Title: Delaware County Soil and Water Conservation District Land Conservation Strategy

Abstract: The Delaware County SWCD collaborated with the Delaware Muncie Metropolitan Planning Commission and the Delaware County Department of GIS in ranking 265,000 land parcels in East Central Indiana for ecological significance. As a secondary analysis, the DCSWCD narrowed the land parcels based on desired conservation/recreational usage; such as wetland creation, canoe/fishing access sites, and forest preservation. The resulting refined list of parcels will guide direct mail/ phone calls in connection to 2013 conservation practice marketing.

Red indicates 1/4 acres that had a ranking greater than 8 on a 1-13 scale.

Yellow represents clusters of parcels that have some form of existing conversation (i.e certified forest or other type of tax exempt status) and/or wetlands. 

Full Description:

The WRWP facilitated students and local professionals (Muncie Metropolitan Planning Commission, Delaware County Department of GIS) in developing a GIS program that ranks Delaware County land parcels and selects sites based on conservation and/or recreational intention and suitability.  

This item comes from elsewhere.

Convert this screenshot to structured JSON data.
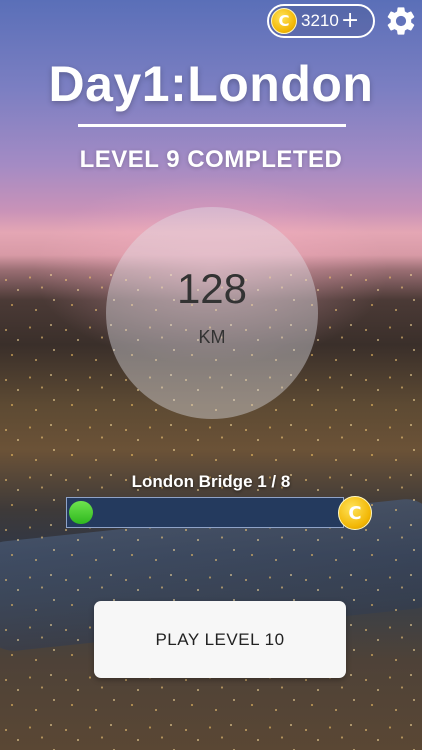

The DNR conservation project utilized an existing study done by DMMPC that identified and ranked ¼ acre land parcels in Delaware County for their ecological significance and their conservation potential.  The WRWP then ranked lands based on their degree of farm-ability and/or their suitability for conservation.  Thus, the project helped prioritize and target lands that would be suitable for conservation but would not take away from agricultural systems.  The WRWP created a secondary layer of analysis in which GIS narrowed the 265,000 parcels down based on desired recreational usage, such as wetland creation, canoe/fishing access sites, and forest preservation.  The resulting list of parcels provide to be a manageable amount for direct mail/phone calls which will be included as part of the 2013 marketing.  Presented to Indiana DNR leadership, Local NRCS, and the Red-tail Land Conservancy the work will guide these agencies in identifying target lands suitable for conservation.  Supplemental funding expanded the study to a seven county region.  

The intent of this analysis was to discover land parcels that are problematic for farming (soil type, hydrology, erodibility, wetlands, floodplain, and slope).  Basins/stretches of parcels that have been historically problematic for farming tend to be less modified.  The WRWP overlays layers of GIS information to highlight the most naturalized sites/basins.  When we identity stream segments, irrespective of drainage, but in our scope areas, we find additional streams to use as reference reaches.  (Because of the nature of the regional curve, this isn’t always a problem). 


- 260,000 parcels in 7 county regions were analyzed for their conservation potential.  

-Contact lists were generated based on conservation and/or recreation potential. 

- Research helped facilitate BBF and DNR partnership. 

- Research aided writing of 6 new grant requests for a total of $585,000

Conservation Theory

- Recreational opportunities get people outdoors where they experience nature; enjoyable experiences create a certain level of ownership and commitment to the preservation of recreational amenities as well as the development of additional amenities.

- Open space and Recreational opportunities provide both social environmental and even economic leveraging.  Communities with recreational amenities are sought after in the redevelopment and relocation of businesses.

- BSU students began a pilot process of identifying recreational areas along the White River and other major tributaries to increase fishing and canoe access locations. 

- Determination of hunting grounds, wetland creation, and agricultural land conservation in high development zones follow a similar process.

- GIS process highlighted parcels that might otherwise be overlooked as having recreational/conservational qualities.

- Allow better suggestion of high farmable lands, non-farmable lands thus high priority development and conservation lands.